  2. Maximise Jurisdictional touch-points – Consider if there are targets in the jurisdiction. In the AA v Persons Unknown case, this was difficult because the parties’ locations were not known. However, in other cases, the exchange might be in the jurisdiction, and could anchor the claim here (as was the situation in the Robertson case).  There might be suspected wrong-doers in the jurisdiction, such as officers of an entity caught up in the fraud.  There may also be innocent third parties against whom proprietary claims may be made, such as a fiat currency bank.
  3. Expand Discovery Opportunities – Seek as wide a discovery order as possible as part of your injunction. Also, you may be able to source information about the fraudsters from: third parties though Norwich Pharmacal or third-party discovery orders; or from potential defendants, through pre-action disclosure orders.
  4. Anonymise the proceedings – The English court will exceptionally allow proceedings to be conducted in private in the right cases. The judge rightly did so in this case.  Otherwise, the identity of the victim and the Insurer would become known, which would encourage revenge attacks.  Also, how the hack was perpetrated would become known, encouraging copy-cat attacks.
  5. Remember the private key – Identify, if you can, who holds the private key to the identified crypto assets and consider joining them to the proceedings. Unless the party who holds the private key is the subject of the order, it may make policing the injunction and ultimately liquidating the asset very difficult in practice.

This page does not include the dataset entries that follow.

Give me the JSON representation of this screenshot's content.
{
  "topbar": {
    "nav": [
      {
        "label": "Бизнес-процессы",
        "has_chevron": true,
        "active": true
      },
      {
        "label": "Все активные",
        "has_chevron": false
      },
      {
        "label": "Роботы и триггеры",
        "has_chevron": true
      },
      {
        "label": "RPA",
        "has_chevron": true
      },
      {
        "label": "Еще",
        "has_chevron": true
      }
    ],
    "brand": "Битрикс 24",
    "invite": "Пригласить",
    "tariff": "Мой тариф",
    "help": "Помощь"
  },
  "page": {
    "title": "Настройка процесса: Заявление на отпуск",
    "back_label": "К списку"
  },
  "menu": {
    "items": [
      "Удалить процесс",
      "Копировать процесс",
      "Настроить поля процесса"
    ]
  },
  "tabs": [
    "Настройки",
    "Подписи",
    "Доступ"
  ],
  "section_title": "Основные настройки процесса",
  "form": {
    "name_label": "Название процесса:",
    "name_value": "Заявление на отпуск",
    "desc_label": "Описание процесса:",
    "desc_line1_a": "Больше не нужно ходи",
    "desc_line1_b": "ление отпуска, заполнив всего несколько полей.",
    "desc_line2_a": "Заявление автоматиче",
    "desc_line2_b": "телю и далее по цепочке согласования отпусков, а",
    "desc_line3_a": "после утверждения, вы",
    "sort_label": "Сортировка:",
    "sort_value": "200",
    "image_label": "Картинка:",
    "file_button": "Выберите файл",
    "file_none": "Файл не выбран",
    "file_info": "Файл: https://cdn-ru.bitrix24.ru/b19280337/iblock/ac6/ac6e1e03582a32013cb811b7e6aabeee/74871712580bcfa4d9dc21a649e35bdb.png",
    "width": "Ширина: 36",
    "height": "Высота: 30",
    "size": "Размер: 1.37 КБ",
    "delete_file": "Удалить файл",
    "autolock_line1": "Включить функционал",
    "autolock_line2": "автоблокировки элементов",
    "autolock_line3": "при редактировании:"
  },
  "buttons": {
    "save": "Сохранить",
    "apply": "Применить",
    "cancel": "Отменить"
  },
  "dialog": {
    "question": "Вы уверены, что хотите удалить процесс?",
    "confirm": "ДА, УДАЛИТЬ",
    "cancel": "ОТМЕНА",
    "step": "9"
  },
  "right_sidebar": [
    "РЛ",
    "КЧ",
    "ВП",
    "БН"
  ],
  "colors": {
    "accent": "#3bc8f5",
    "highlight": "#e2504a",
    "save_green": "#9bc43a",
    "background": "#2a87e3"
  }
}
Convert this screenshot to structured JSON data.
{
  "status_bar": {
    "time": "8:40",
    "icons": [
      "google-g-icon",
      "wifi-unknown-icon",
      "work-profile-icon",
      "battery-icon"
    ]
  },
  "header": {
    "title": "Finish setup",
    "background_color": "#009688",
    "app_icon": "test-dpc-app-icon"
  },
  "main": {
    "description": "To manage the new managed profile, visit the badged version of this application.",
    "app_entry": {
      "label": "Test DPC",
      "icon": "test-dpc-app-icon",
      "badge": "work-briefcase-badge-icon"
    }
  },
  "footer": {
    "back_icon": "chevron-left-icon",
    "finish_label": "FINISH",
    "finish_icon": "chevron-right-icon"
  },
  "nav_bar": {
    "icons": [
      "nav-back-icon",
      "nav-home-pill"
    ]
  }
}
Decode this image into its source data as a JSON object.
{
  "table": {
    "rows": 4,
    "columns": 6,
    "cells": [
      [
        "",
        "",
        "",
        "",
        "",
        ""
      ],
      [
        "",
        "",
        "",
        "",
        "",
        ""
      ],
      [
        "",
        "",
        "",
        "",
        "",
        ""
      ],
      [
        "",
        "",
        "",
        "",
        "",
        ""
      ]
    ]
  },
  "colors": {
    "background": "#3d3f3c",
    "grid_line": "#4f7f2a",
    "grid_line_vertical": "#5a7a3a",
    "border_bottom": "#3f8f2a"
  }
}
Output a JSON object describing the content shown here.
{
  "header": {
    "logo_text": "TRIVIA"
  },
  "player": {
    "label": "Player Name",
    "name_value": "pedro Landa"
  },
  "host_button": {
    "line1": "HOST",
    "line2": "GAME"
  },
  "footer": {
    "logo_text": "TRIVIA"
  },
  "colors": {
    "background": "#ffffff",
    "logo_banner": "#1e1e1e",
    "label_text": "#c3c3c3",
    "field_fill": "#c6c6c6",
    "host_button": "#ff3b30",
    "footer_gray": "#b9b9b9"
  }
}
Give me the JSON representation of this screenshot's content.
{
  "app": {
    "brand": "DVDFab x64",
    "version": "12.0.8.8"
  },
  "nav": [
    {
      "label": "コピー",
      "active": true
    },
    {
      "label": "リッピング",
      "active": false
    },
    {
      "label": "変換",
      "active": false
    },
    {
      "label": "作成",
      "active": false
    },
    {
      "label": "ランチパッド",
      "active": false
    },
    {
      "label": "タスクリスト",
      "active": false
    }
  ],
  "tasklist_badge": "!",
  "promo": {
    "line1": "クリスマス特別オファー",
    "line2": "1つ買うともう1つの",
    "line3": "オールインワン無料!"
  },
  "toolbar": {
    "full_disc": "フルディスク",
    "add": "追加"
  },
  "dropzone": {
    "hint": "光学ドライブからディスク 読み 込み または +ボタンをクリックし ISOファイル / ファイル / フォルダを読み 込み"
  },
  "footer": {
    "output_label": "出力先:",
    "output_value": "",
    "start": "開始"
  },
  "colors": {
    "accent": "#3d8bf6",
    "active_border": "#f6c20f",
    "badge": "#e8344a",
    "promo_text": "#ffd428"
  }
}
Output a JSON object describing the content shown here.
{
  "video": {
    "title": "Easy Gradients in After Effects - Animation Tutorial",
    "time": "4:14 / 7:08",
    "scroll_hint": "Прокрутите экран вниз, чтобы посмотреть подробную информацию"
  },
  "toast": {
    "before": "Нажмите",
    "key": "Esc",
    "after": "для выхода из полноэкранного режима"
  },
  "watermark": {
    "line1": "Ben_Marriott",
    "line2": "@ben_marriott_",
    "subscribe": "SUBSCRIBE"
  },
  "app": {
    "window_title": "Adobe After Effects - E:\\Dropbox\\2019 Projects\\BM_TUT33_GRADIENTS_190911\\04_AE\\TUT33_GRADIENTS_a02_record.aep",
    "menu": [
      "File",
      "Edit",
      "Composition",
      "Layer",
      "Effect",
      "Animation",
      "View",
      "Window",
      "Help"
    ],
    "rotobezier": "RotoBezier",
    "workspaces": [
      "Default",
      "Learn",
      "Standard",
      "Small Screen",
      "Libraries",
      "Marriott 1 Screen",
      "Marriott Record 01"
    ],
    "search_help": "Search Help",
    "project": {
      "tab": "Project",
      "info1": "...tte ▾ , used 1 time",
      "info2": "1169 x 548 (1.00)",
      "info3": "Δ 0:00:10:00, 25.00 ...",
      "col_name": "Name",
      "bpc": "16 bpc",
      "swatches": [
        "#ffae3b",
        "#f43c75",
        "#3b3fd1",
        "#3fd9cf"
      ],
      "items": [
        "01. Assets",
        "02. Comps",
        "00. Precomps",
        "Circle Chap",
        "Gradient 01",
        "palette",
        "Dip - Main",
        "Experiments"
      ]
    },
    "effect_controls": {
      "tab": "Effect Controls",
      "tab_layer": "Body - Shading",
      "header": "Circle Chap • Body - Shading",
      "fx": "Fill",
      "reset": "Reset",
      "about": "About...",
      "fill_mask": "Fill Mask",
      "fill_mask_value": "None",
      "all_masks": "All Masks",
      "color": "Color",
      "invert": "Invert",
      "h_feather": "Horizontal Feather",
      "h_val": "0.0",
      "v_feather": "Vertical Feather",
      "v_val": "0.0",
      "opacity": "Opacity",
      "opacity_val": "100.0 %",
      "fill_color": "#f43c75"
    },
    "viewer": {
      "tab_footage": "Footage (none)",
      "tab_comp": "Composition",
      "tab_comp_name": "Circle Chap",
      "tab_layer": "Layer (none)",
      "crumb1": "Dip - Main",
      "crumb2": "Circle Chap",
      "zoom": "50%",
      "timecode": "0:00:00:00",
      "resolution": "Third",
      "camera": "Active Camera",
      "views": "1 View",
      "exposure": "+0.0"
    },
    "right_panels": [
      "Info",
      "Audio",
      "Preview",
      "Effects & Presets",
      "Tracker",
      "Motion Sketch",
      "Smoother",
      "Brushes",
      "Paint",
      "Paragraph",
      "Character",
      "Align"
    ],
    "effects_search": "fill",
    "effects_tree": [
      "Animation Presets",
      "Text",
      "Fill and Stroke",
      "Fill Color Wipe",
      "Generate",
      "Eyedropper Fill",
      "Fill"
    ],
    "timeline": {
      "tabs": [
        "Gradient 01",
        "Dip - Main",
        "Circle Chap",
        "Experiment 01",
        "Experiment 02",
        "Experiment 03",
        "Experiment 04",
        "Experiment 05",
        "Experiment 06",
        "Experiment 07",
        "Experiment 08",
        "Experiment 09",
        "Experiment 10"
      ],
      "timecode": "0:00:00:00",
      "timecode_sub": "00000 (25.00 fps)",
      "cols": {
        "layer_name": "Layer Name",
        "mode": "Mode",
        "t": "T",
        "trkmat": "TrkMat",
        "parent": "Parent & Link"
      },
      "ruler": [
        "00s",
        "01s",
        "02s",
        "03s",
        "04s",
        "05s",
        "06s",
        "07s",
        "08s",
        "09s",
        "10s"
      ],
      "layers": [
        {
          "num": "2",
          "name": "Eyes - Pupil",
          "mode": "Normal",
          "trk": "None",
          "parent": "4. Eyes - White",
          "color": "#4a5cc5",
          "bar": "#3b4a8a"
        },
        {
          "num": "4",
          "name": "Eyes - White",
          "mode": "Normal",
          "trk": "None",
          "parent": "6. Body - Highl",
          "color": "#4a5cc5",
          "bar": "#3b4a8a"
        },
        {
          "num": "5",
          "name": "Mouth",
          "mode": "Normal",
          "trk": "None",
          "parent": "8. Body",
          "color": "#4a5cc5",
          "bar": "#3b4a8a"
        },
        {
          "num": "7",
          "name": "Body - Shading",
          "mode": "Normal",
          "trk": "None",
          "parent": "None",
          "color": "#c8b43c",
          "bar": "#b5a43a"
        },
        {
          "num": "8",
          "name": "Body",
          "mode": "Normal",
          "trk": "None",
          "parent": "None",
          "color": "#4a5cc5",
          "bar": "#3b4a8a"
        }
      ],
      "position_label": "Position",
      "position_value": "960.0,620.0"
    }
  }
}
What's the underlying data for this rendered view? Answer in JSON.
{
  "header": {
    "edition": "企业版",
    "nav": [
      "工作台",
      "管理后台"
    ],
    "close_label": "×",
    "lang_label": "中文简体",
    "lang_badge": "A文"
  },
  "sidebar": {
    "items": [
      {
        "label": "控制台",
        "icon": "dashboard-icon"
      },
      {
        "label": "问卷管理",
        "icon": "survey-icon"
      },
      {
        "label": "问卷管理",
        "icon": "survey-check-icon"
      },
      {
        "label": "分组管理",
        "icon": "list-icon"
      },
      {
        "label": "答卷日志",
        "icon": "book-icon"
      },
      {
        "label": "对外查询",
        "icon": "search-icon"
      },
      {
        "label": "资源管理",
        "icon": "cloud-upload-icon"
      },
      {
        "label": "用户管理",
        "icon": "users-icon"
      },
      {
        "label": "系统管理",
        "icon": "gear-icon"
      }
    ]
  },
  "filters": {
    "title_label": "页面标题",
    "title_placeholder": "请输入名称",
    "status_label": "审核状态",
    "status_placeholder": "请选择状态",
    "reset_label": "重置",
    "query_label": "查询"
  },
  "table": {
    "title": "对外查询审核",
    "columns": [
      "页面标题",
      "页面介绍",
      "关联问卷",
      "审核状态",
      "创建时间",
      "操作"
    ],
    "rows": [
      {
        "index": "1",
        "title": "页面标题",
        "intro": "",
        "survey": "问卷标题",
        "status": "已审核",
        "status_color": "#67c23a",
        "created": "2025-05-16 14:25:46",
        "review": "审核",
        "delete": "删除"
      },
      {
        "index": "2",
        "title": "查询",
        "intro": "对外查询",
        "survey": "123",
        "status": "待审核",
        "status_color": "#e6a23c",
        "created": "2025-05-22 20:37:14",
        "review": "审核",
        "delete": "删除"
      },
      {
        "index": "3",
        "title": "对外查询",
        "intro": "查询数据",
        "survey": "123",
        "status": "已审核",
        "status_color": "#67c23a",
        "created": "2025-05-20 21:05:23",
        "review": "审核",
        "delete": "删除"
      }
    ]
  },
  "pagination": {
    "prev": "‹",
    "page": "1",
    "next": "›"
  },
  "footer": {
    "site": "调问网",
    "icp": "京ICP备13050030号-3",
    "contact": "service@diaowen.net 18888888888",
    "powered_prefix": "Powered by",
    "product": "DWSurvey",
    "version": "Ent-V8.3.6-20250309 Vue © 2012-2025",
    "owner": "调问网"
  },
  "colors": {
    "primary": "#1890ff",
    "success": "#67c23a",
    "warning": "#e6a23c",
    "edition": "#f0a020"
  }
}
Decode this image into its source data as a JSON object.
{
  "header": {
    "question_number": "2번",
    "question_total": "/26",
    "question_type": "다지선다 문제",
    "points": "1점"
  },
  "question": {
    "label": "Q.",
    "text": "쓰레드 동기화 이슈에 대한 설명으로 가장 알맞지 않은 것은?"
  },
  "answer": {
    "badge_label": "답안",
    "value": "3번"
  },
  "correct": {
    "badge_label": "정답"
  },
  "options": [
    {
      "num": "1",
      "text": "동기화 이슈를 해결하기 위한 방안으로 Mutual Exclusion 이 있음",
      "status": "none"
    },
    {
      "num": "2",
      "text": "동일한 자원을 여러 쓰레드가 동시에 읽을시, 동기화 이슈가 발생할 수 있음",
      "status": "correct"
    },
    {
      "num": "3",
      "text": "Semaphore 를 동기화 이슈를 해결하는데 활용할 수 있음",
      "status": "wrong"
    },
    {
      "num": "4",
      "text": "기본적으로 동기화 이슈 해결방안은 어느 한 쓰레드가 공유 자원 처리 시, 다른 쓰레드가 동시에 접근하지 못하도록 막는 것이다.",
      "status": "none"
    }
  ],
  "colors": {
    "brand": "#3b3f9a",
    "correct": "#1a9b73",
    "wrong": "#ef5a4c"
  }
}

Enjoy That? You Might Like These:


articles

20 May - Charlotte Boatman
With the outbreak of COVID-19, there are many companies who are unfortunately not able to fulfil their contractual duties to other businesses. The recent case of Bains v Arunvill Capital... Read More

articles

20 May - Tomos Lewis
The recent High Court judgment in Riverside Truck Rental Ltd v Lancashire County Council [2020] EWHC 1018 (TCC) reminded us that the timescales for challenging an alleged breach of the... Read More